Brief :: Identify each line below that contains the word "accent", and copy it out.

Records from a dataset:

|---|

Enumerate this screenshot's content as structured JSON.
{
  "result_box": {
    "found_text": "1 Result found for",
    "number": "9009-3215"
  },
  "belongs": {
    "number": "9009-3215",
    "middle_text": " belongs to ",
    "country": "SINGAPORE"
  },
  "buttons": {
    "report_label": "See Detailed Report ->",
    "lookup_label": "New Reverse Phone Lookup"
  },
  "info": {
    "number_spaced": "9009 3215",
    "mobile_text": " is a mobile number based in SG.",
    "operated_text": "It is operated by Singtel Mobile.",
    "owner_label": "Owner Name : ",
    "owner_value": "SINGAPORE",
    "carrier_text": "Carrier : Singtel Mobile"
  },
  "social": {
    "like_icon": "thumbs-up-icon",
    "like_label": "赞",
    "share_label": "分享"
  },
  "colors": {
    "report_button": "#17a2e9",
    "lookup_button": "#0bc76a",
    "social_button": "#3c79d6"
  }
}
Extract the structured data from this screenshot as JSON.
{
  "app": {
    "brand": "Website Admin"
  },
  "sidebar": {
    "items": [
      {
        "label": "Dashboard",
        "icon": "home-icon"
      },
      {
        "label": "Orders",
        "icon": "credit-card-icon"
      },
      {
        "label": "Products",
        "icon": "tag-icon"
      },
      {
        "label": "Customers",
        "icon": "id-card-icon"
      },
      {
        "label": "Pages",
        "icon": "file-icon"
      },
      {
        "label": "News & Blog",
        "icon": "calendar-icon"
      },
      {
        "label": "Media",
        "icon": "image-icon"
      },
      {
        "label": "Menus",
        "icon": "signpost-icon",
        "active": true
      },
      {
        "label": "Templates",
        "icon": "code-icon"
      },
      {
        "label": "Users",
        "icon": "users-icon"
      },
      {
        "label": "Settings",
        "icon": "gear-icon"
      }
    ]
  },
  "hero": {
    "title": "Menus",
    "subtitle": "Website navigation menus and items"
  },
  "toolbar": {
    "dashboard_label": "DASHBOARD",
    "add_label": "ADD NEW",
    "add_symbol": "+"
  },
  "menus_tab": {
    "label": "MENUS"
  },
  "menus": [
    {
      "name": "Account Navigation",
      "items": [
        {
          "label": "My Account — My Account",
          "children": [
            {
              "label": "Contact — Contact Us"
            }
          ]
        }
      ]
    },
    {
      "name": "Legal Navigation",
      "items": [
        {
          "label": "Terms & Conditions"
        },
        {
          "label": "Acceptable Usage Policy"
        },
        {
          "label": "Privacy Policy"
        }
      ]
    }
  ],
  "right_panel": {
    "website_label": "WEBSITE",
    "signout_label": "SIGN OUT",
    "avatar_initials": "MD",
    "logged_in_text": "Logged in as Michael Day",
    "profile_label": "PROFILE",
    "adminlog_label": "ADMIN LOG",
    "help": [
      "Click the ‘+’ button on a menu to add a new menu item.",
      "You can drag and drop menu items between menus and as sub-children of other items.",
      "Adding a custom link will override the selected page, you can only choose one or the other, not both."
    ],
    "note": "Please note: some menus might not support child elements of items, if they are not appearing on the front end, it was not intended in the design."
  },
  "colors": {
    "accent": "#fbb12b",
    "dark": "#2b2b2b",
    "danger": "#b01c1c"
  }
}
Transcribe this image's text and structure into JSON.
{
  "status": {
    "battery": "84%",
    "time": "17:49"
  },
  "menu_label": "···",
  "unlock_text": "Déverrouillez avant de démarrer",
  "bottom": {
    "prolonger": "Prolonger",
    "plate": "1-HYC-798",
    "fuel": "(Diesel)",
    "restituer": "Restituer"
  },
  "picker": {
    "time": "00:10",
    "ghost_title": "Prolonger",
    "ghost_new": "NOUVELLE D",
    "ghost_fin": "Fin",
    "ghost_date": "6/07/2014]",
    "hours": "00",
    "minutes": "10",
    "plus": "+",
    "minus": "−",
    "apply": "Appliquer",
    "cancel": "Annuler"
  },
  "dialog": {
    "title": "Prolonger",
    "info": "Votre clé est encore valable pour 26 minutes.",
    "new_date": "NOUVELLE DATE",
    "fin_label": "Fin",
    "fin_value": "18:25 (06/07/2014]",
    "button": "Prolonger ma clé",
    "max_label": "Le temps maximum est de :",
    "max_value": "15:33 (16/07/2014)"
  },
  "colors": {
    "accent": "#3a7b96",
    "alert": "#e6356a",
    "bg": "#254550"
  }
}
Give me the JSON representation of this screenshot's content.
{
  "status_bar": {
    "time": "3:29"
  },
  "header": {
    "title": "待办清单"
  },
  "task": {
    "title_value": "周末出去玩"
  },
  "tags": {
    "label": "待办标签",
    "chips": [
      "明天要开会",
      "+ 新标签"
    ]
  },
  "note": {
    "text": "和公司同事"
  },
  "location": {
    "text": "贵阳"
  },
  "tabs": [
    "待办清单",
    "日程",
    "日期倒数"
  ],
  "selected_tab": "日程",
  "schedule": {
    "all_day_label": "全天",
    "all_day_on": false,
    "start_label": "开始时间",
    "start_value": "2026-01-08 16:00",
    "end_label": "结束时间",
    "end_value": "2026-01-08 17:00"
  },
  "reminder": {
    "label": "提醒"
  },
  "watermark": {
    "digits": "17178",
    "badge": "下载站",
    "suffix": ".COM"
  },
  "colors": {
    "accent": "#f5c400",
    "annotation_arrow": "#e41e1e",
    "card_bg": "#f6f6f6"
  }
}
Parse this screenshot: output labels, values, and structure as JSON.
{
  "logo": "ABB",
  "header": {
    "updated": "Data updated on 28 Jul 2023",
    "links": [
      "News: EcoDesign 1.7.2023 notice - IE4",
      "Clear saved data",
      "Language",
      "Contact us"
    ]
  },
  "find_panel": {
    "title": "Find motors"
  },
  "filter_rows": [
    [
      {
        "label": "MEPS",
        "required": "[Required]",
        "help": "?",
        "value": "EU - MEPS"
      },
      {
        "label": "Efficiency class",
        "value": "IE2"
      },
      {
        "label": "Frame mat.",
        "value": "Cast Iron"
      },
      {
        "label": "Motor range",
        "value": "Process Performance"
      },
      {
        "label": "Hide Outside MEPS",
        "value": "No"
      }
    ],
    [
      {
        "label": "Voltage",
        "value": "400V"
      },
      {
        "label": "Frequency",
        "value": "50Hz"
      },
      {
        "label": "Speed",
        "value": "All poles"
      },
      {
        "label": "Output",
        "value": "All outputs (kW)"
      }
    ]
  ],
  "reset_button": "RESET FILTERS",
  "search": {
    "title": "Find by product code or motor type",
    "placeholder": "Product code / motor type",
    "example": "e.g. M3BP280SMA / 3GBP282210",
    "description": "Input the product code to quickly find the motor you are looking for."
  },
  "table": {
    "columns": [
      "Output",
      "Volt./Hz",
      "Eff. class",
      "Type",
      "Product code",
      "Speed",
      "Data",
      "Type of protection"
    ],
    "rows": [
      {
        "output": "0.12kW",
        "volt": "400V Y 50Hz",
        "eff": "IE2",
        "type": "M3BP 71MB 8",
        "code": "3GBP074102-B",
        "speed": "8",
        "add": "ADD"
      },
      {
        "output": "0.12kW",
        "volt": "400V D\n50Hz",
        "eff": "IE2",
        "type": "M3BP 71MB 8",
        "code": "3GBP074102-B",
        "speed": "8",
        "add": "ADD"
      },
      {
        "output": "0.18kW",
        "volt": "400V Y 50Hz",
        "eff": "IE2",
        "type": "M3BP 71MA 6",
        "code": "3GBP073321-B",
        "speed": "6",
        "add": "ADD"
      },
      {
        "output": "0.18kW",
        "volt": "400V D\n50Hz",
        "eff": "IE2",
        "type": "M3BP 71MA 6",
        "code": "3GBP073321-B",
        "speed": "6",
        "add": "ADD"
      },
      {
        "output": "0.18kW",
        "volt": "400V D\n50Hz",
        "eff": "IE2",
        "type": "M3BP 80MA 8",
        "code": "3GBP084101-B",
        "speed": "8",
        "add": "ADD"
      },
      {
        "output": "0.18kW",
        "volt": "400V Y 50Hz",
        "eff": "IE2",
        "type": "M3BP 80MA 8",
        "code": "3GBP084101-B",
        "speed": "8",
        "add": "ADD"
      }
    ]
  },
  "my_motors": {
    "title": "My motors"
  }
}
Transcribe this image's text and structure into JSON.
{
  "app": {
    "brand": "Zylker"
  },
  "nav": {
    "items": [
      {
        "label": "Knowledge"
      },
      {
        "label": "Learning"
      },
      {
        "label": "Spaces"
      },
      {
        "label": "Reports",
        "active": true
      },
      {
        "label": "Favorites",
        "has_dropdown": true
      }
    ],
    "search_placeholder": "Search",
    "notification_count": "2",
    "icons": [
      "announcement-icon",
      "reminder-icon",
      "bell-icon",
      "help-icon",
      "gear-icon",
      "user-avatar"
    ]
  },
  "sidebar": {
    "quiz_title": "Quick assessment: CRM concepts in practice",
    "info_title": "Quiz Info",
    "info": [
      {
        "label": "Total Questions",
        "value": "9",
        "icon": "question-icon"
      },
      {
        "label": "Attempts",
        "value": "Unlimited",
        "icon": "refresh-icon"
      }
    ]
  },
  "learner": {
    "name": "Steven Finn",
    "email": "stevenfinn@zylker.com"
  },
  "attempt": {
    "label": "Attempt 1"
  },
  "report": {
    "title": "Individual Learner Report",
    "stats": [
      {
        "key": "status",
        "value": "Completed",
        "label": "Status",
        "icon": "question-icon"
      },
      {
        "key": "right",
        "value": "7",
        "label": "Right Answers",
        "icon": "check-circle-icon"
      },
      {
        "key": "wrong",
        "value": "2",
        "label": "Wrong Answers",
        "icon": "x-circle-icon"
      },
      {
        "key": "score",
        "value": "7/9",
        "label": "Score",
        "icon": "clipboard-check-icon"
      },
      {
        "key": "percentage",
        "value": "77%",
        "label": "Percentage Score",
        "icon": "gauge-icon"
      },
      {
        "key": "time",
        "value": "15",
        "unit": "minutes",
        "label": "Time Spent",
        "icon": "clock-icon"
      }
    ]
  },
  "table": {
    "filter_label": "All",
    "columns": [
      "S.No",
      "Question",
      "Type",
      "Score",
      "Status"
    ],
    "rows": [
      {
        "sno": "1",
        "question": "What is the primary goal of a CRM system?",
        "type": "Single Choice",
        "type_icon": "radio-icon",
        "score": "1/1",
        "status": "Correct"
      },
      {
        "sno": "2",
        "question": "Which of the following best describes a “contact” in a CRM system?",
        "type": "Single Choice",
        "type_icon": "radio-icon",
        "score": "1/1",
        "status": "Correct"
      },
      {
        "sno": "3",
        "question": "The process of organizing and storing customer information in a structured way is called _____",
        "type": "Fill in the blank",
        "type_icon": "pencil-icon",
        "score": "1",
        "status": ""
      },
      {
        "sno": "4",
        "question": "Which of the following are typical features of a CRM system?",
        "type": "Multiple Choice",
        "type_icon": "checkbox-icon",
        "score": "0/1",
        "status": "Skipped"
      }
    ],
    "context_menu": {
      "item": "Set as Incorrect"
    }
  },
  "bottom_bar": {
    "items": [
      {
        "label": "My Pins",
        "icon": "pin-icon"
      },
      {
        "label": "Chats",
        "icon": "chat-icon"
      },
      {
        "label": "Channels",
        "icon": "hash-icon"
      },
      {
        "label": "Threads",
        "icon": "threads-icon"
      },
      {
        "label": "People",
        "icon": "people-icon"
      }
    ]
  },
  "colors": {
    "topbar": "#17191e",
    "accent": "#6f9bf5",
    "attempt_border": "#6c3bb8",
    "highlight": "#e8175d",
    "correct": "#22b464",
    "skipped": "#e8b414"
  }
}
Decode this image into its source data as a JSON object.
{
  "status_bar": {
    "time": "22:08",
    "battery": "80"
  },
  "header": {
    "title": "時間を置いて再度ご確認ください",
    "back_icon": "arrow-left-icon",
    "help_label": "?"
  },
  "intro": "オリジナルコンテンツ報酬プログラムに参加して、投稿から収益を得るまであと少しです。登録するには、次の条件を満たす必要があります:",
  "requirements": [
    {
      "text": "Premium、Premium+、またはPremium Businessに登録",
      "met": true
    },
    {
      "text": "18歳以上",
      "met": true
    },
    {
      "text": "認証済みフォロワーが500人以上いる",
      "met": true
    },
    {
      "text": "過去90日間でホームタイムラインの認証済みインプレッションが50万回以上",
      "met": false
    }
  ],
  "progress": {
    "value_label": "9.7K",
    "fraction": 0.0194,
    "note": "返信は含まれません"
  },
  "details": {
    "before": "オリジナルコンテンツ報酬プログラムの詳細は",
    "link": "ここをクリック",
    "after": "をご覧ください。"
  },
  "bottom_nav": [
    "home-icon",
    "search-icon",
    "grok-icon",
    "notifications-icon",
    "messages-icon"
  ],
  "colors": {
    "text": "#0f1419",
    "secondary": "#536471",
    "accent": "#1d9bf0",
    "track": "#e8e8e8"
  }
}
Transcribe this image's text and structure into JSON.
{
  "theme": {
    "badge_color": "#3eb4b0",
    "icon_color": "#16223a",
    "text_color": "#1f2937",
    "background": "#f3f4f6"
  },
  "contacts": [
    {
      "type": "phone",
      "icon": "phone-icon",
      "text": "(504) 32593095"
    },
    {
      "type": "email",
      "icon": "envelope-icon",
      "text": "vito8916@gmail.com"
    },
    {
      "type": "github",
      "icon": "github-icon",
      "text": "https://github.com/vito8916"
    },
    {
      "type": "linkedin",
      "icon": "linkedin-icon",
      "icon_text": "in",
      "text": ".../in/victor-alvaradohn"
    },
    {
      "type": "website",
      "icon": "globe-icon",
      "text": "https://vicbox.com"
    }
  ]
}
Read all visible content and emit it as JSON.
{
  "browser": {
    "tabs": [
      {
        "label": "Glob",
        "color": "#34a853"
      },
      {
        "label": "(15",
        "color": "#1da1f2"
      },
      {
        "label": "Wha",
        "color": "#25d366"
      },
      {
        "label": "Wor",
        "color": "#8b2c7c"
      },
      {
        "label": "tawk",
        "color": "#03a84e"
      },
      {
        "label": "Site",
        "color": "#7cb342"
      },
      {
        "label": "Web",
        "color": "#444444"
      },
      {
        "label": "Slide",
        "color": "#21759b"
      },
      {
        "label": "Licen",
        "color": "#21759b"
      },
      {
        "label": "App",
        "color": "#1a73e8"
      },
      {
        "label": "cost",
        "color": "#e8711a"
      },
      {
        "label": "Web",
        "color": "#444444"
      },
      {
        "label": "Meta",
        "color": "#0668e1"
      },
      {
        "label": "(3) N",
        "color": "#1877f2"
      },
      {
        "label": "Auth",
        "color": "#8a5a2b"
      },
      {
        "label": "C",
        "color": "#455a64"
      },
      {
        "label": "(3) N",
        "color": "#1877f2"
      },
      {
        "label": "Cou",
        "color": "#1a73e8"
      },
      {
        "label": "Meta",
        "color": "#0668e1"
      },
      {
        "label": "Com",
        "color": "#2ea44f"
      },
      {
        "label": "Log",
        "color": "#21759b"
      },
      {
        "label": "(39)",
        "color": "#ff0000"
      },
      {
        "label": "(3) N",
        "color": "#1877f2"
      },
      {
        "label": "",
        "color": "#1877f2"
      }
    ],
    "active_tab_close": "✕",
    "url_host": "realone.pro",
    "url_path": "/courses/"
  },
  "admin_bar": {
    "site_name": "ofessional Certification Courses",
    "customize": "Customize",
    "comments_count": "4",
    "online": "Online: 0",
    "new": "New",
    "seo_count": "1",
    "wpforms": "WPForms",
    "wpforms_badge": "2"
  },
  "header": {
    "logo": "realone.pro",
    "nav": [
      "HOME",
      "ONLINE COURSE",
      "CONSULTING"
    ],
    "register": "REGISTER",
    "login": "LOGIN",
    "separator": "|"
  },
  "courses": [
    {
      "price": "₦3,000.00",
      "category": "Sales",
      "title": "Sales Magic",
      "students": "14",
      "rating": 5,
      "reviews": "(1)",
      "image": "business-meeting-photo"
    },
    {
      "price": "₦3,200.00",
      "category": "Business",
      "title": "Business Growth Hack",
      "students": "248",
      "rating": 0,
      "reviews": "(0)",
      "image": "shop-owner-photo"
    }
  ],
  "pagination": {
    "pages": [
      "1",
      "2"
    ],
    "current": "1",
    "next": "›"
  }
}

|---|

Answer for the task ::
    "accent": "#fbb12b",
    "accent": "#3a7b96",
    "accent": "#f5c400",
    "accent": "#6f9bf5",
    "accent": "#1d9bf0",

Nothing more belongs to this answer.